A lottery is a gambling game in which you buy a ticket with a set of numbers on it, and if your numbers match the ones drawn then you win a prize. Lottery games have been around for centuries, and are still popular with people of all ages.
The origins of lotteries can be traced back to the Bible and to the times when Roman emperors rewarded slaves and property with lottery tickets. It was also used by Moses in the Old Testament to determine the distribution of land and to give away property during feasts and other entertainments.
In modern times, lottery sales and profits are used by governments to fund projects for public good. They can be very successful, as they have been for example in the United States and Australia.

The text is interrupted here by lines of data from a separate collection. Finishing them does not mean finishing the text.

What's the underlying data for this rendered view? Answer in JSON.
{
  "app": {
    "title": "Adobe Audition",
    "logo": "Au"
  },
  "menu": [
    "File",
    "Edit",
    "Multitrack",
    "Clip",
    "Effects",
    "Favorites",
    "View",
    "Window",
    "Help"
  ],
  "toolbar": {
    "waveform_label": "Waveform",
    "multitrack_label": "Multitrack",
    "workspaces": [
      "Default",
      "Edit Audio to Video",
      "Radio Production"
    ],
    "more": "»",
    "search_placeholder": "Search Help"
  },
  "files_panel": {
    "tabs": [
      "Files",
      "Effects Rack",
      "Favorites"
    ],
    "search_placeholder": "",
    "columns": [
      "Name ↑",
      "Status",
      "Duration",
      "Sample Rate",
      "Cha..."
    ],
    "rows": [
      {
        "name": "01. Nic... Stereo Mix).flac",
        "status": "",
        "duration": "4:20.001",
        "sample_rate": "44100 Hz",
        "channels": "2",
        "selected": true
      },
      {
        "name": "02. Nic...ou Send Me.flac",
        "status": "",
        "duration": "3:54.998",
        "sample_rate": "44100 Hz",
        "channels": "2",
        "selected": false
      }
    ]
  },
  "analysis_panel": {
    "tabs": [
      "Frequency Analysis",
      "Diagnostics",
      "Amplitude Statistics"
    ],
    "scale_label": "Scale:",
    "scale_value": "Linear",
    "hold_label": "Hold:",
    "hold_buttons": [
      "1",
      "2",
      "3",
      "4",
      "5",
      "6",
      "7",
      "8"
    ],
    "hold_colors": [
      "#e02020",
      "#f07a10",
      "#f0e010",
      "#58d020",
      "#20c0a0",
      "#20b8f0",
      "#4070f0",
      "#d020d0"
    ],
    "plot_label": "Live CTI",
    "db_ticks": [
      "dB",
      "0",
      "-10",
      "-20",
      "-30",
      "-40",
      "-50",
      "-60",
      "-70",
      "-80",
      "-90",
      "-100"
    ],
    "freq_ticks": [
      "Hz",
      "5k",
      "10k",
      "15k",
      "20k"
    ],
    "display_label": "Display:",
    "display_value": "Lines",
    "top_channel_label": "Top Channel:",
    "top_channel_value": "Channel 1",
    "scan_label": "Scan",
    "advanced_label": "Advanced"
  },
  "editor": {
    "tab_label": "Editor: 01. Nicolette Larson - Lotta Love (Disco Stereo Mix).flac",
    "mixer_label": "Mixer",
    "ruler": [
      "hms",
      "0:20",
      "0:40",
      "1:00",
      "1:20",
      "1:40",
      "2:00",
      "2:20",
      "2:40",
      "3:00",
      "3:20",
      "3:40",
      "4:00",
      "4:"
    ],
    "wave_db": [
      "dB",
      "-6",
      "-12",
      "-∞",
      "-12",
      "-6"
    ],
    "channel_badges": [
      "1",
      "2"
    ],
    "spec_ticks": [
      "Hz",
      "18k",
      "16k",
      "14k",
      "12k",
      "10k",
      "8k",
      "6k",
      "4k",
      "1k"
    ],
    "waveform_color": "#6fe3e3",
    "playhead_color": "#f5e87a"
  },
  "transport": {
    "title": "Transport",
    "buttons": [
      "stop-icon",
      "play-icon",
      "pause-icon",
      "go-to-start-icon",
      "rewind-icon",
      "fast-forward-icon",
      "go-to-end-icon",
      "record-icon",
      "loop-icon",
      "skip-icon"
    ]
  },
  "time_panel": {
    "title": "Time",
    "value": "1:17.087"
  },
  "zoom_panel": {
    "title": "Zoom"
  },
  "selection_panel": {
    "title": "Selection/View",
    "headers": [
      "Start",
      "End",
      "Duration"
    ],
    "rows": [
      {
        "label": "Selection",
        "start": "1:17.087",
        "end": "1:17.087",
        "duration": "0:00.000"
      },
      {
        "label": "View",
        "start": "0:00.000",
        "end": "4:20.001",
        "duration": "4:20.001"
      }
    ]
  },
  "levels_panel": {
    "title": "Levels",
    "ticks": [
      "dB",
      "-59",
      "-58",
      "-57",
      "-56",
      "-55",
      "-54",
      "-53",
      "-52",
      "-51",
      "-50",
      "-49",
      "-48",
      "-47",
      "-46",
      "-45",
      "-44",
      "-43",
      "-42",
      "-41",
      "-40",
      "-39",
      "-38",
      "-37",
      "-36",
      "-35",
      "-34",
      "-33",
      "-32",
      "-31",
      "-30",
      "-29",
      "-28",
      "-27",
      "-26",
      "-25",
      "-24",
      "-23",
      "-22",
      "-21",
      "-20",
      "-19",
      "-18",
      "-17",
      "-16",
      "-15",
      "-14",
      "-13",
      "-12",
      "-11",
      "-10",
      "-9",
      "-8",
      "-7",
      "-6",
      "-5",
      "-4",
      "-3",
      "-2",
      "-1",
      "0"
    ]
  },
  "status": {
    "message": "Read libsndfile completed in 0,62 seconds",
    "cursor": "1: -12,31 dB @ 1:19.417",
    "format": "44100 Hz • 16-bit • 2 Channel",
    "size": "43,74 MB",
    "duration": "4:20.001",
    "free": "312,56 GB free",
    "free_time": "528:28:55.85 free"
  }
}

A lottery can take many forms, but in common they require a means of recording the identities and amounts staked by bettors, a mechanism for shuffling numbers, and a method of determining if a particular bettor has won. In some large-scale lotteries, a computer system is used for all these purposes. In other cases, a conventional mail system is used.
Some states have a lottery that is run by the government, while others operate privately and donate the proceeds to a variety of causes. The money raised often goes to support education, parks, and other government services.
There are several factors that affect the odds of winning a lottery, including the size of the jackpot and how often it is drawn. The bigger the jackpot, the more people play and the higher the odds are of winning.
The odds of winning the jackpot vary depending on the numbers drawn, but in most cases they are about 1 in 13,983,816. That’s not a bad number, but it’s not as high as you might think.
It is important to understand the odds of winning the jackpot before you start playing, so that you can develop strategies that will increase your chances. In addition, it is a good idea to try your hand at some smaller-scale lottery games first, to get an idea of what the process is like and how much you should be willing to invest in order to improve your chance of winning.
Some people buy lottery tickets simply to have a little fun and to experience the excitement of winning a prize. It can also be a way to help the community, as some states do donate a percentage of the revenue they receive from ticket sales to local charities.
The purchase of a lottery ticket can be accounted for by decision models that model risk-seeking behavior. However, the cost of a lottery ticket must be taken into account as a disadvantage when calculating expected utility or expected value maximization.
This is because a lottery ticket costs more than the amount you would win, which is not consistent with someone maximizing their expected value or utility. But, if the curvature of these models is adjusted to capture risk-seeking behavior, the purchase of a lottery ticket can be a tradable utility function that enables some people to make a profit, or at least to experience a thrill.